Task to complete: Output the records. Match them exactly.

Records provided:
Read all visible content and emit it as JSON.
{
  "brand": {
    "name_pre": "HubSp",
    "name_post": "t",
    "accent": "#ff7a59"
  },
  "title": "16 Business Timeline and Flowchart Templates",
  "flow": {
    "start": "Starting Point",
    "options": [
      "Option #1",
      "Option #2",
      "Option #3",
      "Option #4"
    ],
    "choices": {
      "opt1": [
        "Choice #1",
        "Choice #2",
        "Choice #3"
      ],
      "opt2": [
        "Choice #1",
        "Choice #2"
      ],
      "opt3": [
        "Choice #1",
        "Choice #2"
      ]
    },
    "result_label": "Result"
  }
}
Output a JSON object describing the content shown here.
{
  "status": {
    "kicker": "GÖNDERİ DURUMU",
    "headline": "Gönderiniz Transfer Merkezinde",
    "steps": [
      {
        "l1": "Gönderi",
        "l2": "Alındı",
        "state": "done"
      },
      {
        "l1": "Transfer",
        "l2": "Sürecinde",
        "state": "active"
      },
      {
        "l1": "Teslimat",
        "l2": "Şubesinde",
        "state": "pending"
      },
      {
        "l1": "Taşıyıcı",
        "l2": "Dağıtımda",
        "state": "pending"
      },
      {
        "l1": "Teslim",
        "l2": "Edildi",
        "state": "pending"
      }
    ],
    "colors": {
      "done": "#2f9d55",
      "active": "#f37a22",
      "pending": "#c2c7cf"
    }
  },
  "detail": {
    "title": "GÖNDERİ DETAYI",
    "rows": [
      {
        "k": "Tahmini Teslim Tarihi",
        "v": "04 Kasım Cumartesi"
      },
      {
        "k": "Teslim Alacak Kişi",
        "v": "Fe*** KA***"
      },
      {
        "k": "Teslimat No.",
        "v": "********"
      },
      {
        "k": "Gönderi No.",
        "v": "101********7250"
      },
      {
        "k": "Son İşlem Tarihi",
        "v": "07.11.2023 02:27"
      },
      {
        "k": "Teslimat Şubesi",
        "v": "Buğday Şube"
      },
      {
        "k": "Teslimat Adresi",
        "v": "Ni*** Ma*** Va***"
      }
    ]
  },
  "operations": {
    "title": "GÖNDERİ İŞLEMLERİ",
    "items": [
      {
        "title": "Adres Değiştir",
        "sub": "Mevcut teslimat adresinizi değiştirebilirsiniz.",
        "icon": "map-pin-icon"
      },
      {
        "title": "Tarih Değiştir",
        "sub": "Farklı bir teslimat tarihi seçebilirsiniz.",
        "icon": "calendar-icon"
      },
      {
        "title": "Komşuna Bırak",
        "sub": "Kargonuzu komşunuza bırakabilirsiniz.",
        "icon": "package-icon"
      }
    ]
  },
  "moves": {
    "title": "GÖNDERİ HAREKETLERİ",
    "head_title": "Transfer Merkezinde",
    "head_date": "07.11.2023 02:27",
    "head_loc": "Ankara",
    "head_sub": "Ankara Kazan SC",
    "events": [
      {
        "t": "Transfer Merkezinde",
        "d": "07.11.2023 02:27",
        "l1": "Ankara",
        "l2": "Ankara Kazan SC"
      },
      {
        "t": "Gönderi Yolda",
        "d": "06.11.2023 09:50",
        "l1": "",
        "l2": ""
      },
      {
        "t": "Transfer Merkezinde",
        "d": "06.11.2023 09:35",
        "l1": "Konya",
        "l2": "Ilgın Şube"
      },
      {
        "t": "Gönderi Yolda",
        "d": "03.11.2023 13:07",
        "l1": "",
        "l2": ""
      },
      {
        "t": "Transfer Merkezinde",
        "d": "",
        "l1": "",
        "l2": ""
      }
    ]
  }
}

Answer:
Read all visible content and emit it as JSON.
{
  "brand": {
    "name_pre": "HubSp",
    "name_post": "t",
    "accent": "#ff7a59"
  },
  "title": "16 Business Timeline and Flowchart Templates",
  "flow": {
    "start": "Starting Point",
    "options": [
      "Option #1",
      "Option #2",
      "Option #3",
      "Option #4"
    ],
    "choices": {
      "opt1": [
        "Choice #1",
        "Choice #2",
        "Choice #3"
      ],
      "opt2": [
        "Choice #1",
        "Choice #2"
      ],
      "opt3": [
        "Choice #1",
        "Choice #2"
      ]
    },
    "result_label": "Result"
  }
}
Output a JSON object describing the content shown here.
{
  "status": {
    "kicker": "GÖNDERİ DURUMU",
    "headline": "Gönderiniz Transfer Merkezinde",
    "steps": [
      {
        "l1": "Gönderi",
        "l2": "Alındı",
        "state": "done"
      },
      {
        "l1": "Transfer",
        "l2": "Sürecinde",
        "state": "active"
      },
      {
        "l1": "Teslimat",
        "l2": "Şubesinde",
        "state": "pending"
      },
      {
        "l1": "Taşıyıcı",
        "l2": "Dağıtımda",
        "state": "pending"
      },
      {
        "l1": "Teslim",
        "l2": "Edildi",
        "state": "pending"
      }
    ],
    "colors": {
      "done": "#2f9d55",
      "active": "#f37a22",
      "pending": "#c2c7cf"
    }
  },
  "detail": {
    "title": "GÖNDERİ DETAYI",
    "rows": [
      {
        "k": "Tahmini Teslim Tarihi",
        "v": "04 Kasım Cumartesi"
      },
      {
        "k": "Teslim Alacak Kişi",
        "v": "Fe*** KA***"
      },
      {
        "k": "Teslimat No.",
        "v": "********"
      },
      {
        "k": "Gönderi No.",
        "v": "101********7250"
      },
      {
        "k": "Son İşlem Tarihi",
        "v": "07.11.2023 02:27"
      },
      {
        "k": "Teslimat Şubesi",
        "v": "Buğday Şube"
      },
      {
        "k": "Teslimat Adresi",
        "v": "Ni*** Ma*** Va***"
      }
    ]
  },
  "operations": {
    "title": "GÖNDERİ İŞLEMLERİ",
    "items": [
      {
        "title": "Adres Değiştir",
        "sub": "Mevcut teslimat adresinizi değiştirebilirsiniz.",
        "icon": "map-pin-icon"
      },
      {
        "title": "Tarih Değiştir",
        "sub": "Farklı bir teslimat tarihi seçebilirsiniz.",
        "icon": "calendar-icon"
      },
      {
        "title": "Komşuna Bırak",
        "sub": "Kargonuzu komşunuza bırakabilirsiniz.",
        "icon": "package-icon"
      }
    ]
  },
  "moves": {
    "title": "GÖNDERİ HAREKETLERİ",
    "head_title": "Transfer Merkezinde",
    "head_date": "07.11.2023 02:27",
    "head_loc": "Ankara",
    "head_sub": "Ankara Kazan SC",
    "events": [
      {
        "t": "Transfer Merkezinde",
        "d": "07.11.2023 02:27",
        "l1": "Ankara",
        "l2": "Ankara Kazan SC"
      },
      {
        "t": "Gönderi Yolda",
        "d": "06.11.2023 09:50",
        "l1": "",
        "l2": ""
      },
      {
        "t": "Transfer Merkezinde",
        "d": "06.11.2023 09:35",
        "l1": "Konya",
        "l2": "Ilgın Şube"
      },
      {
        "t": "Gönderi Yolda",
        "d": "03.11.2023 13:07",
        "l1": "",
        "l2": ""
      },
      {
        "t": "Transfer Merkezinde",
        "d": "",
        "l1": "",
        "l2": ""
      }
    ]
  }
}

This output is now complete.